Inflammasome Proteins As Biomarkers of Multiple Sclerosis

Front Neurol. 2018 Mar 19;9:135. doi: 10.3389/fneur.2018.00135. eCollection 2018.


Multiple sclerosis (MS) is an autoimmune disease that affects the brain and spinal cord. The inflammasome is a multiprotein complex that contributes to the innate immune response in animal models of MS as well as in patients with the disease. Important to the care of patients with MS is the need for biomarkers that can predict disease onset, disease exacerbation, as well as response to treatment.

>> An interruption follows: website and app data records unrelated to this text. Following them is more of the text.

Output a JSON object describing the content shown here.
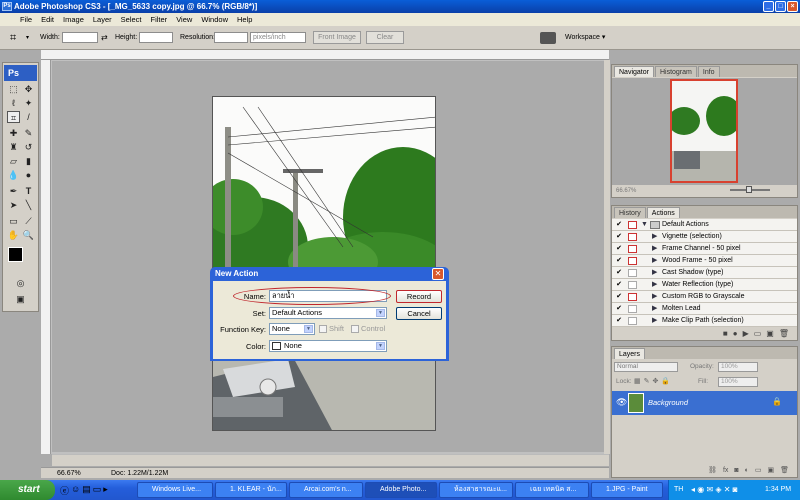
{
  "window": {
    "title": "Adobe Photoshop CS3 - [_MG_5633 copy.jpg @ 66.7% (RGB/8*)]"
  },
  "menu": [
    "File",
    "Edit",
    "Image",
    "Layer",
    "Select",
    "Filter",
    "View",
    "Window",
    "Help"
  ],
  "options_bar": {
    "width_label": "Width:",
    "height_label": "Height:",
    "resolution_label": "Resolution:",
    "units": "pixels/inch",
    "front_image": "Front Image",
    "clear": "Clear",
    "workspace": "Workspace ▾"
  },
  "toolbox": {
    "logo": "Ps"
  },
  "status": {
    "zoom": "66.67%",
    "doc": "Doc: 1.22M/1.22M"
  },
  "navigator_panel": {
    "tabs": [
      "Navigator",
      "Histogram",
      "Info"
    ],
    "zoom": "66.67%"
  },
  "actions_panel": {
    "tabs": [
      "History",
      "Actions"
    ],
    "items": [
      {
        "label": "Default Actions",
        "folder": true
      },
      {
        "label": "Vignette (selection)"
      },
      {
        "label": "Frame Channel - 50 pixel"
      },
      {
        "label": "Wood Frame - 50 pixel"
      },
      {
        "label": "Cast Shadow (type)"
      },
      {
        "label": "Water Reflection (type)"
      },
      {
        "label": "Custom RGB to Grayscale"
      },
      {
        "label": "Molten Lead"
      },
      {
        "label": "Make Clip Path (selection)"
      }
    ]
  },
  "layers_panel": {
    "tabs": [
      "Layers"
    ],
    "blend": "Normal",
    "opacity_label": "Opacity:",
    "opacity": "100%",
    "lock_label": "Lock:",
    "fill_label": "Fill:",
    "fill": "100%",
    "layer_name": "Background"
  },
  "dialog": {
    "title": "New Action",
    "name_label": "Name:",
    "name_value": "ลายน้ำ",
    "set_label": "Set:",
    "set_value": "Default Actions",
    "function_key_label": "Function Key:",
    "function_key_value": "None",
    "shift_label": "Shift",
    "control_label": "Control",
    "color_label": "Color:",
    "color_value": "None",
    "record": "Record",
    "cancel": "Cancel"
  },
  "taskbar": {
    "start": "start",
    "tasks": [
      "Windows Live...",
      "1. KLEAR - นัก...",
      "Arcai.com's n...",
      "Adobe Photo...",
      "ห้องสาธารณะแ...",
      "เฉย เทคนิค ส...",
      "1.JPG - Paint"
    ],
    "lang": "TH",
    "clock": "1:34 PM"
  },
  "colors": {
    "title_blue": "#0a4fc8",
    "dialog_blue": "#2c63d8",
    "layer_selected": "#3a6fd1",
    "highlight_red": "#c0272d"
  }
}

In this study, we analyzed serum samples from 32 patients with MS and 120 age-matched controls, and provide receiver operator characteristic (ROC) curves with associated confidence intervals following analyses of serum samples from patients with MS, most of which had the relapsing-remitting form of the disease, and from healthy unaffected donors, and determine the sensitivity and specificity of inflammasome proteins as biomarkers of MS. We report that caspase-1 (1.662 ± 0.6024 difference between means), apoptosis-associated speck-like protein containing a caspase recruitment domain (ASC) (407.5 ± 35.79), and interleukin (IL)-18 (78.53 + 17.86) were elevated in the serum of MS patients when compared to controls. Interestingly, the levels of IL-1β (-0.5961 ± 0.265) were lower in the MS cohort. Importantly, the area under the curve (AUC) for ASC and caspase-1 were 0.9448 and 0.848, respectively. Taken together, these data suggest that ASC and caspase-1 could be potential candidate biomarkers for MS onset.

Keywords: apoptosis-associated speck-like protein containing a caspase recruitment domain; biomarkers; caspase-1; inflammasome; multiple sclerosis; serum.